posted by Mosaic Data Science
Fitness trainers have long since debated the virtues of volume versus intensity. Should I do 50 pushups or a dozen bench presses? Now a new data analysis study of 58,000 heart stress tests suggests that when it comes to survivability, high stress exercise may be more important than high-repetitions. That may come as a surprise to those who like to take long walks.
The first lesson healthcare researchers learn is to expect the unexpected. Any new data set usually has a few surprises and so it is important to impose a minimum of structure while analyzing the data. It is important to let the data speak for itself. In this study, demographic, clinical, exercise, and mortality data were collected for 58,020 participants from the Detroit, Michigan area. Participants were almost evenly split between male and female and the median age was 53 years. The data run from 1991-2009 with a 10-year median span for each participant.
The researchers used Cox proportional hazards models to predict 10-year survival likelihood as a function of the other covariates. No distinctions were made based on the health status of survivors, and the models did not account for the cause of death of the non survivors.
Not surprisingly age and gender were the most predictive covariates. Younger participants and female participants have a longer life expectancy. After that, the two remaining significant covariates were (i) the ability to tolerate physical exertion and (ii) the peak heart rate. For both variables, the higher the better. In other words, survivability is positively correlated with higher physical exertion levels and higher peak heart rates.

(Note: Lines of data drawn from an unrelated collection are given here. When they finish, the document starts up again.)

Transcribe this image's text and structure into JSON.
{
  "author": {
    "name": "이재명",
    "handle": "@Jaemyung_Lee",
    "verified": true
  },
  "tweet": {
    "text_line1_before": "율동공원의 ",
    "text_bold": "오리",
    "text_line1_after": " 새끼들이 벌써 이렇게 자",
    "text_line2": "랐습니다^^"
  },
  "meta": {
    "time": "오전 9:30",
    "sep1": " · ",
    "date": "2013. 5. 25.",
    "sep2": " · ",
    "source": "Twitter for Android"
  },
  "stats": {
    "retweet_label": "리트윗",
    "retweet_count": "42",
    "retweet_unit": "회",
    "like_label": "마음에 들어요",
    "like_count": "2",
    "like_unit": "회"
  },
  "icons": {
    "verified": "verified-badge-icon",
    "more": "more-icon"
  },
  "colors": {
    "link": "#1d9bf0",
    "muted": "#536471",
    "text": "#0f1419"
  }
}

These results do not necessarily mean that higher intensity exercise leads to higher survivability. But this new predictive model does tell us that the ability to exercise at higher intensity is a sign of higher survivability. And that ability does not just occur at random. You need to exercise at high intensity levels to be able to achieve high intensity levels. So much for those long walks.